Repeat every entry exactly. Pictures stay out.

Segment Start: Exercise inputs

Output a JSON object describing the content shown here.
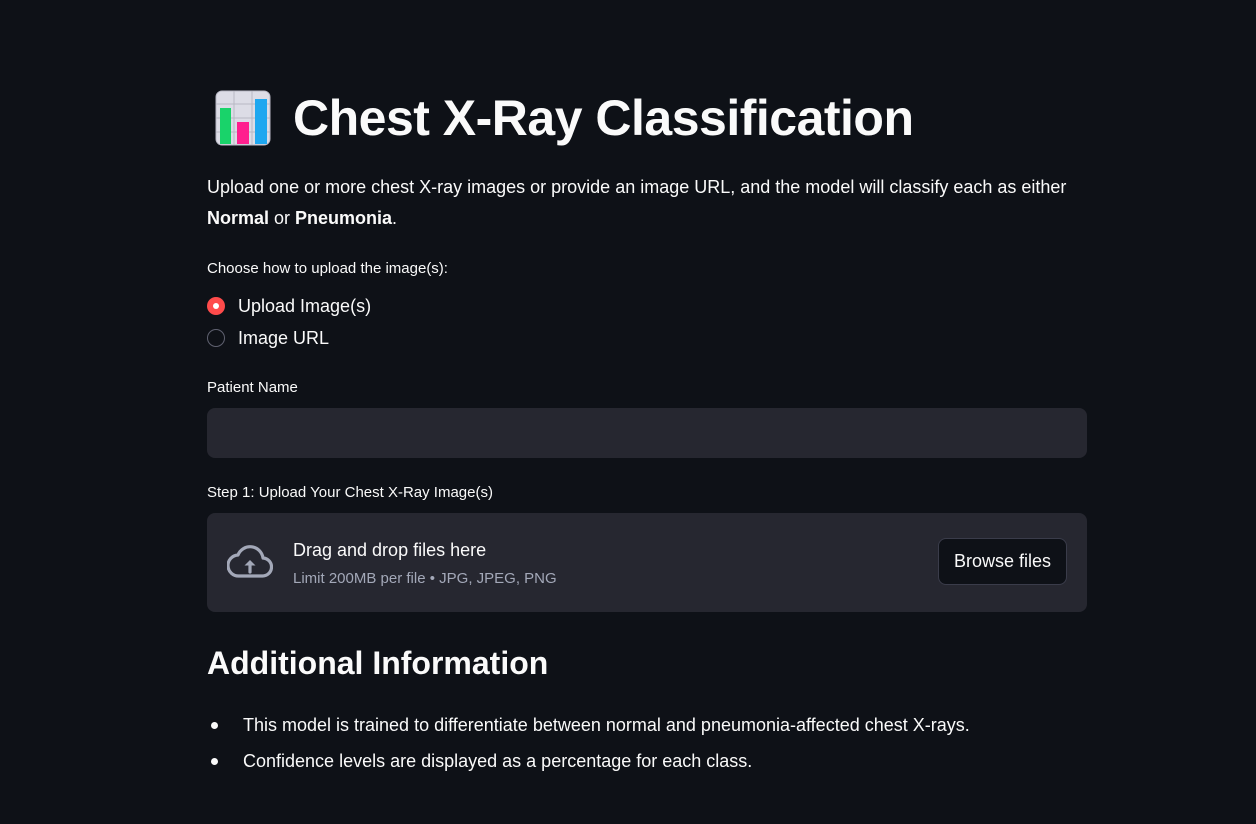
{
  "header": {
    "icon": "bar-chart-icon",
    "title": "Chest X-Ray Classification"
  },
  "intro": {
    "text_before": "Upload one or more chest X-ray images or provide an image URL, and the model will classify each as either ",
    "class_normal": "Normal",
    "text_or": " or ",
    "class_pneumonia": "Pneumonia",
    "text_end": "."
  },
  "upload_method": {
    "label": "Choose how to upload the image(s):",
    "options": [
      {
        "label": "Upload Image(s)",
        "selected": true
      },
      {
        "label": "Image URL",
        "selected": false
      }
    ]
  },
  "patient_name": {
    "label": "Patient Name",
    "value": ""
  },
  "uploader": {
    "label": "Step 1: Upload Your Chest X-Ray Image(s)",
    "drop_text": "Drag and drop files here",
    "limit_text": "Limit 200MB per file • JPG, JPEG, PNG",
    "browse_label": "Browse files",
    "icon": "cloud-upload-icon"
  },
  "additional_info": {
    "heading": "Additional Information",
    "bullets": [
      "This model is trained to differentiate between normal and pneumonia-affected chest X-rays.",
      "Confidence levels are displayed as a percentage for each class."
    ]
  },
  "colors": {
    "background": "#0e1117",
    "widget_bg": "#262730",
    "accent": "#ff4b4b",
    "text": "#fafafa",
    "muted_text": "#a3a8b8"
  }
}
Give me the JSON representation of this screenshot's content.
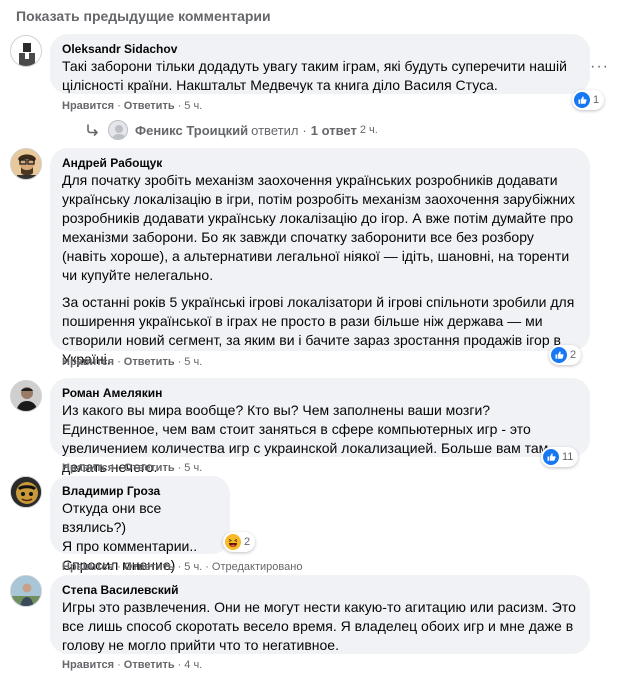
{
  "prev_comments_label": "Показать предыдущие комментарии",
  "actions": {
    "like": "Нравится",
    "reply": "Ответить",
    "sep": "·"
  },
  "comments": [
    {
      "author": "Oleksandr Sidachov",
      "paragraphs": [
        "Такі заборони тільки додадуть увагу таким іграм, які будуть суперечити нашій цілісності країни. Накштальт Медвечук та книга діло Василя Стуса."
      ],
      "time": "5 ч.",
      "reactions": "1"
    },
    {
      "author": "Андрей Рабощук",
      "paragraphs": [
        "Для початку зробіть механізм заохочення українських розробників додавати українську локалізацію в ігри, потім розробіть механізм заохочення зарубіжних розробників додавати українську локалізацію до ігор. А вже потім думайте про механізми заборони. Бо як завжди спочатку заборонити все без розбору (навіть хороше), а альтернативи легальної ніякої — ідіть, шановні, на торенти чи купуйте нелегально.",
        "За останні років 5 українські ігрові локалізатори й ігрові спільноти зробили для поширення української в іграх не просто в рази більше ніж держава — ми створили новий сегмент, за яким ви і бачите зараз зростання продажів ігор в Україні."
      ],
      "time": "5 ч.",
      "reactions": "2"
    },
    {
      "author": "Роман Амелякин",
      "paragraphs": [
        "Из какого вы мира вообще? Кто вы? Чем заполнены ваши мозги? Единственное, чем вам стоит заняться в сфере компьютерных игр - это увеличением количества игр с украинской локализацией. Больше вам там делать нечего."
      ],
      "time": "5 ч.",
      "reactions": "11"
    },
    {
      "author": "Владимир Гроза",
      "paragraphs": [
        "Откуда они все взялись?)\nЯ про комментарии..\nСпросил мнение)"
      ],
      "time": "5 ч.",
      "edited": "Отредактировано",
      "reactions": "2"
    },
    {
      "author": "Степа Василевский",
      "paragraphs": [
        "Игры это развлечения. Они не могут нести какую-то агитацию или расизм. Это все лишь способ скоротать весело время. Я владелец обоих игр и мне даже в голову не могло прийти что то негативное."
      ],
      "time": "4 ч."
    }
  ],
  "reply_summary": {
    "name": "Феникс Троицкий",
    "verb": "ответил",
    "sep": "·",
    "count": "1 ответ",
    "time": "2 ч."
  },
  "more_glyph": "···",
  "colors": {
    "bubble": "#f0f2f5",
    "muted": "#65676b",
    "like_blue": "#1877f2",
    "haha_yellow": "#f7b928"
  },
  "icons": {
    "like": "like-icon",
    "haha": "haha-icon",
    "reply_arrow": "reply-arrow-icon",
    "more": "more-options-icon"
  }
}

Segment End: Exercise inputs

# Exercise solution
Output a JSON object describing the content shown here.
{
  "header": {
    "icon": "bar-chart-icon",
    "title": "Chest X-Ray Classification"
  },
  "intro": {
    "text_before": "Upload one or more chest X-ray images or provide an image URL, and the model will classify each as either ",
    "class_normal": "Normal",
    "text_or": " or ",
    "class_pneumonia": "Pneumonia",
    "text_end": "."
  },
  "upload_method": {
    "label": "Choose how to upload the image(s):",
    "options": [
      {
        "label": "Upload Image(s)",
        "selected": true
      },
      {
        "label": "Image URL",
        "selected": false
      }
    ]
  },
  "patient_name": {
    "label": "Patient Name",
    "value": ""
  },
  "uploader": {
    "label": "Step 1: Upload Your Chest X-Ray Image(s)",
    "drop_text": "Drag and drop files here",
    "limit_text": "Limit 200MB per file • JPG, JPEG, PNG",
    "browse_label": "Browse files",
    "icon": "cloud-upload-icon"
  },
  "additional_info": {
    "heading": "Additional Information",
    "bullets": [
      "This model is trained to differentiate between normal and pneumonia-affected chest X-rays.",
      "Confidence levels are displayed as a percentage for each class."
    ]
  },
  "colors": {
    "background": "#0e1117",
    "widget_bg": "#262730",
    "accent": "#ff4b4b",
    "text": "#fafafa",
    "muted_text": "#a3a8b8"
  }
}
Give me the JSON representation of this screenshot's content.
{
  "prev_comments_label": "Показать предыдущие комментарии",
  "actions": {
    "like": "Нравится",
    "reply": "Ответить",
    "sep": "·"
  },
  "comments": [
    {
      "author": "Oleksandr Sidachov",
      "paragraphs": [
        "Такі заборони тільки додадуть увагу таким іграм, які будуть суперечити нашій цілісності країни. Накштальт Медвечук та книга діло Василя Стуса."
      ],
      "time": "5 ч.",
      "reactions": "1"
    },
    {
      "author": "Андрей Рабощук",
      "paragraphs": [
        "Для початку зробіть механізм заохочення українських розробників додавати українську локалізацію в ігри, потім розробіть механізм заохочення зарубіжних розробників додавати українську локалізацію до ігор. А вже потім думайте про механізми заборони. Бо як завжди спочатку заборонити все без розбору (навіть хороше), а альтернативи легальної ніякої — ідіть, шановні, на торенти чи купуйте нелегально.",
        "За останні років 5 українські ігрові локалізатори й ігрові спільноти зробили для поширення української в іграх не просто в рази більше ніж держава — ми створили новий сегмент, за яким ви і бачите зараз зростання продажів ігор в Україні."
      ],
      "time": "5 ч.",
      "reactions": "2"
    },
    {
      "author": "Роман Амелякин",
      "paragraphs": [
        "Из какого вы мира вообще? Кто вы? Чем заполнены ваши мозги? Единственное, чем вам стоит заняться в сфере компьютерных игр - это увеличением количества игр с украинской локализацией. Больше вам там делать нечего."
      ],
      "time": "5 ч.",
      "reactions": "11"
    },
    {
      "author": "Владимир Гроза",
      "paragraphs": [
        "Откуда они все взялись?)\nЯ про комментарии..\nСпросил мнение)"
      ],
      "time": "5 ч.",
      "edited": "Отредактировано",
      "reactions": "2"
    },
    {
      "author": "Степа Василевский",
      "paragraphs": [
        "Игры это развлечения. Они не могут нести какую-то агитацию или расизм. Это все лишь способ скоротать весело время. Я владелец обоих игр и мне даже в голову не могло прийти что то негативное."
      ],
      "time": "4 ч."
    }
  ],
  "reply_summary": {
    "name": "Феникс Троицкий",
    "verb": "ответил",
    "sep": "·",
    "count": "1 ответ",
    "time": "2 ч."
  },
  "more_glyph": "···",
  "colors": {
    "bubble": "#f0f2f5",
    "muted": "#65676b",
    "like_blue": "#1877f2",
    "haha_yellow": "#f7b928"
  },
  "icons": {
    "like": "like-icon",
    "haha": "haha-icon",
    "reply_arrow": "reply-arrow-icon",
    "more": "more-options-icon"
  }
}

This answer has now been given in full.